- [Given entries]
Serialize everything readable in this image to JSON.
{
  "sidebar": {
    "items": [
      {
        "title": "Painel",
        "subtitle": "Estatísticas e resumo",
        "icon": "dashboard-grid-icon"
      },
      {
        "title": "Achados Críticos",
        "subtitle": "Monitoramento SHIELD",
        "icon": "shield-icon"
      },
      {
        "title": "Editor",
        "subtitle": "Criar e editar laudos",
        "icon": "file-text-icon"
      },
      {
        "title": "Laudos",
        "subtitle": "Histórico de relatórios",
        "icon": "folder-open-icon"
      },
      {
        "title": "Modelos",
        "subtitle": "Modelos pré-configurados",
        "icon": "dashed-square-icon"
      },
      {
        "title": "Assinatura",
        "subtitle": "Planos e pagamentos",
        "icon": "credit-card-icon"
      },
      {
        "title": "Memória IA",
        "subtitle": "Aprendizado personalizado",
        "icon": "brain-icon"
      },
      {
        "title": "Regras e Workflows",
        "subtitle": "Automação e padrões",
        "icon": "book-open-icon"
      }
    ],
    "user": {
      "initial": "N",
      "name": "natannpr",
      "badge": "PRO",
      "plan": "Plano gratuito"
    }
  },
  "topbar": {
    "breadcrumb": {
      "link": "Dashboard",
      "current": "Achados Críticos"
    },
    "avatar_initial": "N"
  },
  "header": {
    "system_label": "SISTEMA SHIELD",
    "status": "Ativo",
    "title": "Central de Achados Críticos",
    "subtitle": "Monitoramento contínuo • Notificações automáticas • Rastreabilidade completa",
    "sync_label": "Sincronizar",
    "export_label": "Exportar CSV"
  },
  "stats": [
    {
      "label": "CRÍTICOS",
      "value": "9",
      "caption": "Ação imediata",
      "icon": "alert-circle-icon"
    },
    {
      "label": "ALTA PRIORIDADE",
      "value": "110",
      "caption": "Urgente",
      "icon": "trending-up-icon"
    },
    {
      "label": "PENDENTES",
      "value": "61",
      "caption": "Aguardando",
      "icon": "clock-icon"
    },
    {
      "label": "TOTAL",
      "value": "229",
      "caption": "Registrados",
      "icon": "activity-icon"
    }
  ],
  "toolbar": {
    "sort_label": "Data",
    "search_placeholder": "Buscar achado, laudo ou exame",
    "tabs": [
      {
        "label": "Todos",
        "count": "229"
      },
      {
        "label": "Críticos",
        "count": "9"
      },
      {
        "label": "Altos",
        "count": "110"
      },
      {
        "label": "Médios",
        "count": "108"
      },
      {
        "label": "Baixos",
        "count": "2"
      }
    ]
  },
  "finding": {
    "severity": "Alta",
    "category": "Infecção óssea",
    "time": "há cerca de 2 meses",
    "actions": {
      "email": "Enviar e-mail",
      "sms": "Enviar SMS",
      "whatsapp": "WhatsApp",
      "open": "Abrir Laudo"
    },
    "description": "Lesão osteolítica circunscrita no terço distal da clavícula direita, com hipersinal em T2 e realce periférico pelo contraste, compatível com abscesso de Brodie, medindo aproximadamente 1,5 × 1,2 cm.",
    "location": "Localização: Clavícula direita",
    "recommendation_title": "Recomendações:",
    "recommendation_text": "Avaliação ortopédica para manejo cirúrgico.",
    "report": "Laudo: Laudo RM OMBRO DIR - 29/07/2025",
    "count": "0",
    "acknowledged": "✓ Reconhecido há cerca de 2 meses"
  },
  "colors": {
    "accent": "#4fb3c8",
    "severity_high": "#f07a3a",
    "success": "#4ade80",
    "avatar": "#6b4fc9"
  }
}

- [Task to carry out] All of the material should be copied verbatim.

- [Written answer]
Serialize everything readable in this image to JSON.
{
  "sidebar": {
    "items": [
      {
        "title": "Painel",
        "subtitle": "Estatísticas e resumo",
        "icon": "dashboard-grid-icon"
      },
      {
        "title": "Achados Críticos",
        "subtitle": "Monitoramento SHIELD",
        "icon": "shield-icon"
      },
      {
        "title": "Editor",
        "subtitle": "Criar e editar laudos",
        "icon": "file-text-icon"
      },
      {
        "title": "Laudos",
        "subtitle": "Histórico de relatórios",
        "icon": "folder-open-icon"
      },
      {
        "title": "Modelos",
        "subtitle": "Modelos pré-configurados",
        "icon": "dashed-square-icon"
      },
      {
        "title": "Assinatura",
        "subtitle": "Planos e pagamentos",
        "icon": "credit-card-icon"
      },
      {
        "title": "Memória IA",
        "subtitle": "Aprendizado personalizado",
        "icon": "brain-icon"
      },
      {
        "title": "Regras e Workflows",
        "subtitle": "Automação e padrões",
        "icon": "book-open-icon"
      }
    ],
    "user": {
      "initial": "N",
      "name": "natannpr",
      "badge": "PRO",
      "plan": "Plano gratuito"
    }
  },
  "topbar": {
    "breadcrumb": {
      "link": "Dashboard",
      "current": "Achados Críticos"
    },
    "avatar_initial": "N"
  },
  "header": {
    "system_label": "SISTEMA SHIELD",
    "status": "Ativo",
    "title": "Central de Achados Críticos",
    "subtitle": "Monitoramento contínuo • Notificações automáticas • Rastreabilidade completa",
    "sync_label": "Sincronizar",
    "export_label": "Exportar CSV"
  },
  "stats": [
    {
      "label": "CRÍTICOS",
      "value": "9",
      "caption": "Ação imediata",
      "icon": "alert-circle-icon"
    },
    {
      "label": "ALTA PRIORIDADE",
      "value": "110",
      "caption": "Urgente",
      "icon": "trending-up-icon"
    },
    {
      "label": "PENDENTES",
      "value": "61",
      "caption": "Aguardando",
      "icon": "clock-icon"
    },
    {
      "label": "TOTAL",
      "value": "229",
      "caption": "Registrados",
      "icon": "activity-icon"
    }
  ],
  "toolbar": {
    "sort_label": "Data",
    "search_placeholder": "Buscar achado, laudo ou exame",
    "tabs": [
      {
        "label": "Todos",
        "count": "229"
      },
      {
        "label": "Críticos",
        "count": "9"
      },
      {
        "label": "Altos",
        "count": "110"
      },
      {
        "label": "Médios",
        "count": "108"
      },
      {
        "label": "Baixos",
        "count": "2"
      }
    ]
  },
  "finding": {
    "severity": "Alta",
    "category": "Infecção óssea",
    "time": "há cerca de 2 meses",
    "actions": {
      "email": "Enviar e-mail",
      "sms": "Enviar SMS",
      "whatsapp": "WhatsApp",
      "open": "Abrir Laudo"
    },
    "description": "Lesão osteolítica circunscrita no terço distal da clavícula direita, com hipersinal em T2 e realce periférico pelo contraste, compatível com abscesso de Brodie, medindo aproximadamente 1,5 × 1,2 cm.",
    "location": "Localização: Clavícula direita",
    "recommendation_title": "Recomendações:",
    "recommendation_text": "Avaliação ortopédica para manejo cirúrgico.",
    "report": "Laudo: Laudo RM OMBRO DIR - 29/07/2025",
    "count": "0",
    "acknowledged": "✓ Reconhecido há cerca de 2 meses"
  },
  "colors": {
    "accent": "#4fb3c8",
    "severity_high": "#f07a3a",
    "success": "#4ade80",
    "avatar": "#6b4fc9"
  }
}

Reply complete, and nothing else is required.